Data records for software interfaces
───
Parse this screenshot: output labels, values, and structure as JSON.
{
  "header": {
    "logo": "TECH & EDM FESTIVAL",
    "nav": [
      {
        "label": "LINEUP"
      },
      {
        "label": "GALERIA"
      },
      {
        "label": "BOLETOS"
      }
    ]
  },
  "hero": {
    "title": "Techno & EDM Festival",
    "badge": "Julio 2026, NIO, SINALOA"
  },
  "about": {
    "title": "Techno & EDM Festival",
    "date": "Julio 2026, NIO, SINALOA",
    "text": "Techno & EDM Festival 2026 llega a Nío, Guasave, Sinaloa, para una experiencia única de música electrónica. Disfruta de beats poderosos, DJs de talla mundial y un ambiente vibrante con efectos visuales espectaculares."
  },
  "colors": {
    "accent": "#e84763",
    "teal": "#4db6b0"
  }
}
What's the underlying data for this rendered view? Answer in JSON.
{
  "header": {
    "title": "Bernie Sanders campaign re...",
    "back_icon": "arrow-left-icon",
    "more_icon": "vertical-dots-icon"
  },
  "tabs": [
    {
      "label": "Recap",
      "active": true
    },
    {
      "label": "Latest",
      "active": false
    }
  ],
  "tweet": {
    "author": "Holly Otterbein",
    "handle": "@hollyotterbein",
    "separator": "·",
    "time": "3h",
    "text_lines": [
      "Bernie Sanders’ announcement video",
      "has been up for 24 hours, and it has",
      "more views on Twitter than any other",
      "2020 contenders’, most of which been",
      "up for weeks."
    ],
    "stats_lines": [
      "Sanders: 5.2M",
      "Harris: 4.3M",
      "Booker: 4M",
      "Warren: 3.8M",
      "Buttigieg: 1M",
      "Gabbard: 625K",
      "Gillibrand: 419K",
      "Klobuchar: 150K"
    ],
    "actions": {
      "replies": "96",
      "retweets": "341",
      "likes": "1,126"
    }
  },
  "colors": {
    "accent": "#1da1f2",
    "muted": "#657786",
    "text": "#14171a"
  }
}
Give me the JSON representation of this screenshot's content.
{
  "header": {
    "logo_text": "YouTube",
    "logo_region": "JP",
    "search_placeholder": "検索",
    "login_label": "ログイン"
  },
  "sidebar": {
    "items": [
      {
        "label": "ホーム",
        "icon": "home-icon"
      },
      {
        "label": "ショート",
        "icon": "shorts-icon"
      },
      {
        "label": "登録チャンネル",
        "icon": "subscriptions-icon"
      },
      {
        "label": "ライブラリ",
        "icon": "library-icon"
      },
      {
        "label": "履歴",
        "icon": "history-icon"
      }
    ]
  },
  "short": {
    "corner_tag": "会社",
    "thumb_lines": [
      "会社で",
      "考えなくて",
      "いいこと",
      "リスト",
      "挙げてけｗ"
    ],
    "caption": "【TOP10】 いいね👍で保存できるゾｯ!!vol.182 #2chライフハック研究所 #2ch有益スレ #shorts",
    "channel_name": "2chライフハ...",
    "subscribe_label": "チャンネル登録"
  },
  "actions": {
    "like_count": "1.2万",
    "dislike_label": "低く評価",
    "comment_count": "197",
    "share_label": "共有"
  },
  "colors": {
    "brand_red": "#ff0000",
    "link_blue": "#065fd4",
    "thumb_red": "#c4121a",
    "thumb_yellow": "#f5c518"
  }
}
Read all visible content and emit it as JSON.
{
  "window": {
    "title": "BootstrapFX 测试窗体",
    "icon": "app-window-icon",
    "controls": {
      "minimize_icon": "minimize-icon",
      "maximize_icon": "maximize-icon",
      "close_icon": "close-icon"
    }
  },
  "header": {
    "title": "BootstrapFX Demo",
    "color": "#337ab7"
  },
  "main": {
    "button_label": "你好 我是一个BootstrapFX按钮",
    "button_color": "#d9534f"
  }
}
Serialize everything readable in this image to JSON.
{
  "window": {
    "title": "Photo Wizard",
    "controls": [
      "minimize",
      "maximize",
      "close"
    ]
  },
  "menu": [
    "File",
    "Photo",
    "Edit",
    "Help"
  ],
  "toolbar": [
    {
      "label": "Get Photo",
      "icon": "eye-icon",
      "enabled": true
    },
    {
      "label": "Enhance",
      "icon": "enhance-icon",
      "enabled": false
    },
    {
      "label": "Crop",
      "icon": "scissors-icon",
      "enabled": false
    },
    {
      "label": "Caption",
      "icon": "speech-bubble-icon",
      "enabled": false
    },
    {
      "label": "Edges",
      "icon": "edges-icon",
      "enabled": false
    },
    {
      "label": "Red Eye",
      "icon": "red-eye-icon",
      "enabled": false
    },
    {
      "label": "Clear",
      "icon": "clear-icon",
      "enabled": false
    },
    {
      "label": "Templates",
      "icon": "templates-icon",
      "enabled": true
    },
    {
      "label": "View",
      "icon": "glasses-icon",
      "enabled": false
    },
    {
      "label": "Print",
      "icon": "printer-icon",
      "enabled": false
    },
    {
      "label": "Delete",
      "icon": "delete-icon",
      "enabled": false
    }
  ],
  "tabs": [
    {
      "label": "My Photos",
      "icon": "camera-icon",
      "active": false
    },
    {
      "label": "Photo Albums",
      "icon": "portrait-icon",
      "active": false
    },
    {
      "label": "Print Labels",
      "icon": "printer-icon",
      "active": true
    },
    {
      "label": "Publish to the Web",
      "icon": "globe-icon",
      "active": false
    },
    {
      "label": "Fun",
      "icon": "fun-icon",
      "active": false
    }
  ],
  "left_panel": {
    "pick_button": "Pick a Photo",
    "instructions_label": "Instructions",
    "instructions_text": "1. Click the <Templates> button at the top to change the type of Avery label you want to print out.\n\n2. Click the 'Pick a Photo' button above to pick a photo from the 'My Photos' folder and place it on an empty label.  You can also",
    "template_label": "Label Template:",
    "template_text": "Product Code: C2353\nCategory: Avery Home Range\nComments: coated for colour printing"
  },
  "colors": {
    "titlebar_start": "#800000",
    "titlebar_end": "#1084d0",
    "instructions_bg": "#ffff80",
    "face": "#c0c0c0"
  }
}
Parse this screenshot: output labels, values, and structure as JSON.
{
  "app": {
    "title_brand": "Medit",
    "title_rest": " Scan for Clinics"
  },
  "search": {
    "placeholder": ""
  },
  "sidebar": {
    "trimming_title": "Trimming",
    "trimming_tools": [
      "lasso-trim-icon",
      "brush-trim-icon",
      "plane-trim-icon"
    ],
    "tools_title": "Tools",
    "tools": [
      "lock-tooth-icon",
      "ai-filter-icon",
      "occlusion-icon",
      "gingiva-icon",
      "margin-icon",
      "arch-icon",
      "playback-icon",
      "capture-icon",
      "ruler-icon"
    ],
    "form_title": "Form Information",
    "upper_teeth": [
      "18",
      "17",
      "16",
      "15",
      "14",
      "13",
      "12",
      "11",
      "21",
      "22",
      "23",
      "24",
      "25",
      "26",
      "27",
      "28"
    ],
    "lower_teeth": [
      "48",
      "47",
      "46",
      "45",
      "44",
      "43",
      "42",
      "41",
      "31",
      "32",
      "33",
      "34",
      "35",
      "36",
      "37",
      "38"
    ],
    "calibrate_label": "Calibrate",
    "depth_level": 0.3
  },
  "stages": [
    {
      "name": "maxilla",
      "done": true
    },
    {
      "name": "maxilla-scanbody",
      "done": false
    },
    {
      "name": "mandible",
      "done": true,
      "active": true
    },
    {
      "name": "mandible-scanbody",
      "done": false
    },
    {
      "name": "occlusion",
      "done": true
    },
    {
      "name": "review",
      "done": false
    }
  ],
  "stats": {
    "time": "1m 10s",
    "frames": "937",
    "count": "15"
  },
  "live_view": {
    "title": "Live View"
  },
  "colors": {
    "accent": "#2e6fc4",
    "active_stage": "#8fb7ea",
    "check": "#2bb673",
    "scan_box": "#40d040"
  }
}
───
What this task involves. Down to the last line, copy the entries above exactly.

Task answer.
Parse this screenshot: output labels, values, and structure as JSON.
{
  "header": {
    "logo": "TECH & EDM FESTIVAL",
    "nav": [
      {
        "label": "LINEUP"
      },
      {
        "label": "GALERIA"
      },
      {
        "label": "BOLETOS"
      }
    ]
  },
  "hero": {
    "title": "Techno & EDM Festival",
    "badge": "Julio 2026, NIO, SINALOA"
  },
  "about": {
    "title": "Techno & EDM Festival",
    "date": "Julio 2026, NIO, SINALOA",
    "text": "Techno & EDM Festival 2026 llega a Nío, Guasave, Sinaloa, para una experiencia única de música electrónica. Disfruta de beats poderosos, DJs de talla mundial y un ambiente vibrante con efectos visuales espectaculares."
  },
  "colors": {
    "accent": "#e84763",
    "teal": "#4db6b0"
  }
}
What's the underlying data for this rendered view? Answer in JSON.
{
  "header": {
    "title": "Bernie Sanders campaign re...",
    "back_icon": "arrow-left-icon",
    "more_icon": "vertical-dots-icon"
  },
  "tabs": [
    {
      "label": "Recap",
      "active": true
    },
    {
      "label": "Latest",
      "active": false
    }
  ],
  "tweet": {
    "author": "Holly Otterbein",
    "handle": "@hollyotterbein",
    "separator": "·",
    "time": "3h",
    "text_lines": [
      "Bernie Sanders’ announcement video",
      "has been up for 24 hours, and it has",
      "more views on Twitter than any other",
      "2020 contenders’, most of which been",
      "up for weeks."
    ],
    "stats_lines": [
      "Sanders: 5.2M",
      "Harris: 4.3M",
      "Booker: 4M",
      "Warren: 3.8M",
      "Buttigieg: 1M",
      "Gabbard: 625K",
      "Gillibrand: 419K",
      "Klobuchar: 150K"
    ],
    "actions": {
      "replies": "96",
      "retweets": "341",
      "likes": "1,126"
    }
  },
  "colors": {
    "accent": "#1da1f2",
    "muted": "#657786",
    "text": "#14171a"
  }
}
Give me the JSON representation of this screenshot's content.
{
  "header": {
    "logo_text": "YouTube",
    "logo_region": "JP",
    "search_placeholder": "検索",
    "login_label": "ログイン"
  },
  "sidebar": {
    "items": [
      {
        "label": "ホーム",
        "icon": "home-icon"
      },
      {
        "label": "ショート",
        "icon": "shorts-icon"
      },
      {
        "label": "登録チャンネル",
        "icon": "subscriptions-icon"
      },
      {
        "label": "ライブラリ",
        "icon": "library-icon"
      },
      {
        "label": "履歴",
        "icon": "history-icon"
      }
    ]
  },
  "short": {
    "corner_tag": "会社",
    "thumb_lines": [
      "会社で",
      "考えなくて",
      "いいこと",
      "リスト",
      "挙げてけｗ"
    ],
    "caption": "【TOP10】 いいね👍で保存できるゾｯ!!vol.182 #2chライフハック研究所 #2ch有益スレ #shorts",
    "channel_name": "2chライフハ...",
    "subscribe_label": "チャンネル登録"
  },
  "actions": {
    "like_count": "1.2万",
    "dislike_label": "低く評価",
    "comment_count": "197",
    "share_label": "共有"
  },
  "colors": {
    "brand_red": "#ff0000",
    "link_blue": "#065fd4",
    "thumb_red": "#c4121a",
    "thumb_yellow": "#f5c518"
  }
}
Read all visible content and emit it as JSON.
{
  "window": {
    "title": "BootstrapFX 测试窗体",
    "icon": "app-window-icon",
    "controls": {
      "minimize_icon": "minimize-icon",
      "maximize_icon": "maximize-icon",
      "close_icon": "close-icon"
    }
  },
  "header": {
    "title": "BootstrapFX Demo",
    "color": "#337ab7"
  },
  "main": {
    "button_label": "你好 我是一个BootstrapFX按钮",
    "button_color": "#d9534f"
  }
}
Serialize everything readable in this image to JSON.
{
  "window": {
    "title": "Photo Wizard",
    "controls": [
      "minimize",
      "maximize",
      "close"
    ]
  },
  "menu": [
    "File",
    "Photo",
    "Edit",
    "Help"
  ],
  "toolbar": [
    {
      "label": "Get Photo",
      "icon": "eye-icon",
      "enabled": true
    },
    {
      "label": "Enhance",
      "icon": "enhance-icon",
      "enabled": false
    },
    {
      "label": "Crop",
      "icon": "scissors-icon",
      "enabled": false
    },
    {
      "label": "Caption",
      "icon": "speech-bubble-icon",
      "enabled": false
    },
    {
      "label": "Edges",
      "icon": "edges-icon",
      "enabled": false
    },
    {
      "label": "Red Eye",
      "icon": "red-eye-icon",
      "enabled": false
    },
    {
      "label": "Clear",
      "icon": "clear-icon",
      "enabled": false
    },
    {
      "label": "Templates",
      "icon": "templates-icon",
      "enabled": true
    },
    {
      "label": "View",
      "icon": "glasses-icon",
      "enabled": false
    },
    {
      "label": "Print",
      "icon": "printer-icon",
      "enabled": false
    },
    {
      "label": "Delete",
      "icon": "delete-icon",
      "enabled": false
    }
  ],
  "tabs": [
    {
      "label": "My Photos",
      "icon": "camera-icon",
      "active": false
    },
    {
      "label": "Photo Albums",
      "icon": "portrait-icon",
      "active": false
    },
    {
      "label": "Print Labels",
      "icon": "printer-icon",
      "active": true
    },
    {
      "label": "Publish to the Web",
      "icon": "globe-icon",
      "active": false
    },
    {
      "label": "Fun",
      "icon": "fun-icon",
      "active": false
    }
  ],
  "left_panel": {
    "pick_button": "Pick a Photo",
    "instructions_label": "Instructions",
    "instructions_text": "1. Click the <Templates> button at the top to change the type of Avery label you want to print out.\n\n2. Click the 'Pick a Photo' button above to pick a photo from the 'My Photos' folder and place it on an empty label.  You can also",
    "template_label": "Label Template:",
    "template_text": "Product Code: C2353\nCategory: Avery Home Range\nComments: coated for colour printing"
  },
  "colors": {
    "titlebar_start": "#800000",
    "titlebar_end": "#1084d0",
    "instructions_bg": "#ffff80",
    "face": "#c0c0c0"
  }
}
Parse this screenshot: output labels, values, and structure as JSON.
{
  "app": {
    "title_brand": "Medit",
    "title_rest": " Scan for Clinics"
  },
  "search": {
    "placeholder": ""
  },
  "sidebar": {
    "trimming_title": "Trimming",
    "trimming_tools": [
      "lasso-trim-icon",
      "brush-trim-icon",
      "plane-trim-icon"
    ],
    "tools_title": "Tools",
    "tools": [
      "lock-tooth-icon",
      "ai-filter-icon",
      "occlusion-icon",
      "gingiva-icon",
      "margin-icon",
      "arch-icon",
      "playback-icon",
      "capture-icon",
      "ruler-icon"
    ],
    "form_title": "Form Information",
    "upper_teeth": [
      "18",
      "17",
      "16",
      "15",
      "14",
      "13",
      "12",
      "11",
      "21",
      "22",
      "23",
      "24",
      "25",
      "26",
      "27",
      "28"
    ],
    "lower_teeth": [
      "48",
      "47",
      "46",
      "45",
      "44",
      "43",
      "42",
      "41",
      "31",
      "32",
      "33",
      "34",
      "35",
      "36",
      "37",
      "38"
    ],
    "calibrate_label": "Calibrate",
    "depth_level": 0.3
  },
  "stages": [
    {
      "name": "maxilla",
      "done": true
    },
    {
      "name": "maxilla-scanbody",
      "done": false
    },
    {
      "name": "mandible",
      "done": true,
      "active": true
    },
    {
      "name": "mandible-scanbody",
      "done": false
    },
    {
      "name": "occlusion",
      "done": true
    },
    {
      "name": "review",
      "done": false
    }
  ],
  "stats": {
    "time": "1m 10s",
    "frames": "937",
    "count": "15"
  },
  "live_view": {
    "title": "Live View"
  },
  "colors": {
    "accent": "#2e6fc4",
    "active_stage": "#8fb7ea",
    "check": "#2bb673",
    "scan_box": "#40d040"
  }
}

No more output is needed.